Exercise objective
Reply with every entry, repeated exactly as given.

Task data
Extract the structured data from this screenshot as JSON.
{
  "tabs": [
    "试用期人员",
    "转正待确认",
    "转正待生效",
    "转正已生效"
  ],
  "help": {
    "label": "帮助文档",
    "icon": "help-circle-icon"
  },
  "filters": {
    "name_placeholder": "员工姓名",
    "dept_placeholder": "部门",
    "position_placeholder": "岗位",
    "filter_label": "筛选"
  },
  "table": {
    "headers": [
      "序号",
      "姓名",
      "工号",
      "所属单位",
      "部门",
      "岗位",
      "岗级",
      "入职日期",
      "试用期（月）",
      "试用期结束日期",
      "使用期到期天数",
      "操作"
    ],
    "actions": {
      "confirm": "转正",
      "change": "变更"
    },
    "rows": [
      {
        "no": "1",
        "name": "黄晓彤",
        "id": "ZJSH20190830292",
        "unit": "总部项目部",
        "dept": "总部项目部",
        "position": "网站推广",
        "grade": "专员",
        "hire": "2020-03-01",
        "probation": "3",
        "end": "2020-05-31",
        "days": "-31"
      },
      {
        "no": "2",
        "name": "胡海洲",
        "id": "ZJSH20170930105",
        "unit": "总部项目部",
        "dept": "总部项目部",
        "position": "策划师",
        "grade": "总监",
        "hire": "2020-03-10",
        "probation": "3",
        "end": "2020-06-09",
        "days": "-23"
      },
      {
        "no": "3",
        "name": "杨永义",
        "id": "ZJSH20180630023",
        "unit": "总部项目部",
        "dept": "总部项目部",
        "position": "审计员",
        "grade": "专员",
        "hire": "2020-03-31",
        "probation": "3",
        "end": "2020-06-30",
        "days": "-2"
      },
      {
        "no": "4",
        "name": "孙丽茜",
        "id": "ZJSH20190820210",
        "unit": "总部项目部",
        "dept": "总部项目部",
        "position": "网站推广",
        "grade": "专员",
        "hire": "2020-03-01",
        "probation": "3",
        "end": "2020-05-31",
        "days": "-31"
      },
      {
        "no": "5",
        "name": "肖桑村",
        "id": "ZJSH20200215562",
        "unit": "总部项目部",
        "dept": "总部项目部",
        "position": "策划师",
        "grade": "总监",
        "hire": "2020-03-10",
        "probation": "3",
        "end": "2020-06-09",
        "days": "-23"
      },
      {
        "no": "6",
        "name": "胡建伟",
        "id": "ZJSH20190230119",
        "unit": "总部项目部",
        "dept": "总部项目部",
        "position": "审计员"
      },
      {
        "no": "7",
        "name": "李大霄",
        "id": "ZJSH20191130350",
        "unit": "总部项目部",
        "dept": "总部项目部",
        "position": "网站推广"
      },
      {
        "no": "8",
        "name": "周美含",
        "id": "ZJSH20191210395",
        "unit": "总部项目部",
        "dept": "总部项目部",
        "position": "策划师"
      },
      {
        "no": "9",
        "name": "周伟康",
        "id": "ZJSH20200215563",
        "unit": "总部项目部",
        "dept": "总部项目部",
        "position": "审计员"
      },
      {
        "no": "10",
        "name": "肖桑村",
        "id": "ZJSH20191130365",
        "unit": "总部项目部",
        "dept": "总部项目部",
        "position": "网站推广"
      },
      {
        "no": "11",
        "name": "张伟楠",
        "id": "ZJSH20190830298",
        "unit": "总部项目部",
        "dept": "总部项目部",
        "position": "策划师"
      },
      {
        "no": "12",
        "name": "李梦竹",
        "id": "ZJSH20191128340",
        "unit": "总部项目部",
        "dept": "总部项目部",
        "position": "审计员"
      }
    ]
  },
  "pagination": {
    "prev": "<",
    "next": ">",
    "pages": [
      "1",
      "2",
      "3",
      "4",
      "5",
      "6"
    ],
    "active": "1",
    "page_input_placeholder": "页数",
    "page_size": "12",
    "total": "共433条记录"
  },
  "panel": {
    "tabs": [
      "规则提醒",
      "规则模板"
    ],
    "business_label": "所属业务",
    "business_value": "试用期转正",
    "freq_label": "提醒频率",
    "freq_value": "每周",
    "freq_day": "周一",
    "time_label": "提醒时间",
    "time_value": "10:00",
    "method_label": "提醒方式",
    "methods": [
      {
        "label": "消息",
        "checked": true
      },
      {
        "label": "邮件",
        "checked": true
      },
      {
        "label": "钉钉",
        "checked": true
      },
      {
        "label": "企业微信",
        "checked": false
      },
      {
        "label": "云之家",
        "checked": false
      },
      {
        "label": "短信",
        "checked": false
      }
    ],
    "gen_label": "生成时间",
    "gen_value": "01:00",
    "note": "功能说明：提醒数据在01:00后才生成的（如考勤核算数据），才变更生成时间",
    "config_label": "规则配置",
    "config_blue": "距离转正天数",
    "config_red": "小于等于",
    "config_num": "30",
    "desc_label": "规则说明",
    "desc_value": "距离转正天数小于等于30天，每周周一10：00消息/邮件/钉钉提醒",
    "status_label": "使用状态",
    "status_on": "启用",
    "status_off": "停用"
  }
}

Final answer
Extract the structured data from this screenshot as JSON.
{
  "tabs": [
    "试用期人员",
    "转正待确认",
    "转正待生效",
    "转正已生效"
  ],
  "help": {
    "label": "帮助文档",
    "icon": "help-circle-icon"
  },
  "filters": {
    "name_placeholder": "员工姓名",
    "dept_placeholder": "部门",
    "position_placeholder": "岗位",
    "filter_label": "筛选"
  },
  "table": {
    "headers": [
      "序号",
      "姓名",
      "工号",
      "所属单位",
      "部门",
      "岗位",
      "岗级",
      "入职日期",
      "试用期（月）",
      "试用期结束日期",
      "使用期到期天数",
      "操作"
    ],
    "actions": {
      "confirm": "转正",
      "change": "变更"
    },
    "rows": [
      {
        "no": "1",
        "name": "黄晓彤",
        "id": "ZJSH20190830292",
        "unit": "总部项目部",
        "dept": "总部项目部",
        "position": "网站推广",
        "grade": "专员",
        "hire": "2020-03-01",
        "probation": "3",
        "end": "2020-05-31",
        "days": "-31"
      },
      {
        "no": "2",
        "name": "胡海洲",
        "id": "ZJSH20170930105",
        "unit": "总部项目部",
        "dept": "总部项目部",
        "position": "策划师",
        "grade": "总监",
        "hire": "2020-03-10",
        "probation": "3",
        "end": "2020-06-09",
        "days": "-23"
      },
      {
        "no": "3",
        "name": "杨永义",
        "id": "ZJSH20180630023",
        "unit": "总部项目部",
        "dept": "总部项目部",
        "position": "审计员",
        "grade": "专员",
        "hire": "2020-03-31",
        "probation": "3",
        "end": "2020-06-30",
        "days": "-2"
      },
      {
        "no": "4",
        "name": "孙丽茜",
        "id": "ZJSH20190820210",
        "unit": "总部项目部",
        "dept": "总部项目部",
        "position": "网站推广",
        "grade": "专员",
        "hire": "2020-03-01",
        "probation": "3",
        "end": "2020-05-31",
        "days": "-31"
      },
      {
        "no": "5",
        "name": "肖桑村",
        "id": "ZJSH20200215562",
        "unit": "总部项目部",
        "dept": "总部项目部",
        "position": "策划师",
        "grade": "总监",
        "hire": "2020-03-10",
        "probation": "3",
        "end": "2020-06-09",
        "days": "-23"
      },
      {
        "no": "6",
        "name": "胡建伟",
        "id": "ZJSH20190230119",
        "unit": "总部项目部",
        "dept": "总部项目部",
        "position": "审计员"
      },
      {
        "no": "7",
        "name": "李大霄",
        "id": "ZJSH20191130350",
        "unit": "总部项目部",
        "dept": "总部项目部",
        "position": "网站推广"
      },
      {
        "no": "8",
        "name": "周美含",
        "id": "ZJSH20191210395",
        "unit": "总部项目部",
        "dept": "总部项目部",
        "position": "策划师"
      },
      {
        "no": "9",
        "name": "周伟康",
        "id": "ZJSH20200215563",
        "unit": "总部项目部",
        "dept": "总部项目部",
        "position": "审计员"
      },
      {
        "no": "10",
        "name": "肖桑村",
        "id": "ZJSH20191130365",
        "unit": "总部项目部",
        "dept": "总部项目部",
        "position": "网站推广"
      },
      {
        "no": "11",
        "name": "张伟楠",
        "id": "ZJSH20190830298",
        "unit": "总部项目部",
        "dept": "总部项目部",
        "position": "策划师"
      },
      {
        "no": "12",
        "name": "李梦竹",
        "id": "ZJSH20191128340",
        "unit": "总部项目部",
        "dept": "总部项目部",
        "position": "审计员"
      }
    ]
  },
  "pagination": {
    "prev": "<",
    "next": ">",
    "pages": [
      "1",
      "2",
      "3",
      "4",
      "5",
      "6"
    ],
    "active": "1",
    "page_input_placeholder": "页数",
    "page_size": "12",
    "total": "共433条记录"
  },
  "panel": {
    "tabs": [
      "规则提醒",
      "规则模板"
    ],
    "business_label": "所属业务",
    "business_value": "试用期转正",
    "freq_label": "提醒频率",
    "freq_value": "每周",
    "freq_day": "周一",
    "time_label": "提醒时间",
    "time_value": "10:00",
    "method_label": "提醒方式",
    "methods": [
      {
        "label": "消息",
        "checked": true
      },
      {
        "label": "邮件",
        "checked": true
      },
      {
        "label": "钉钉",
        "checked": true
      },
      {
        "label": "企业微信",
        "checked": false
      },
      {
        "label": "云之家",
        "checked": false
      },
      {
        "label": "短信",
        "checked": false
      }
    ],
    "gen_label": "生成时间",
    "gen_value": "01:00",
    "note": "功能说明：提醒数据在01:00后才生成的（如考勤核算数据），才变更生成时间",
    "config_label": "规则配置",
    "config_blue": "距离转正天数",
    "config_red": "小于等于",
    "config_num": "30",
    "desc_label": "规则说明",
    "desc_value": "距离转正天数小于等于30天，每周周一10：00消息/邮件/钉钉提醒",
    "status_label": "使用状态",
    "status_on": "启用",
    "status_off": "停用"
  }
}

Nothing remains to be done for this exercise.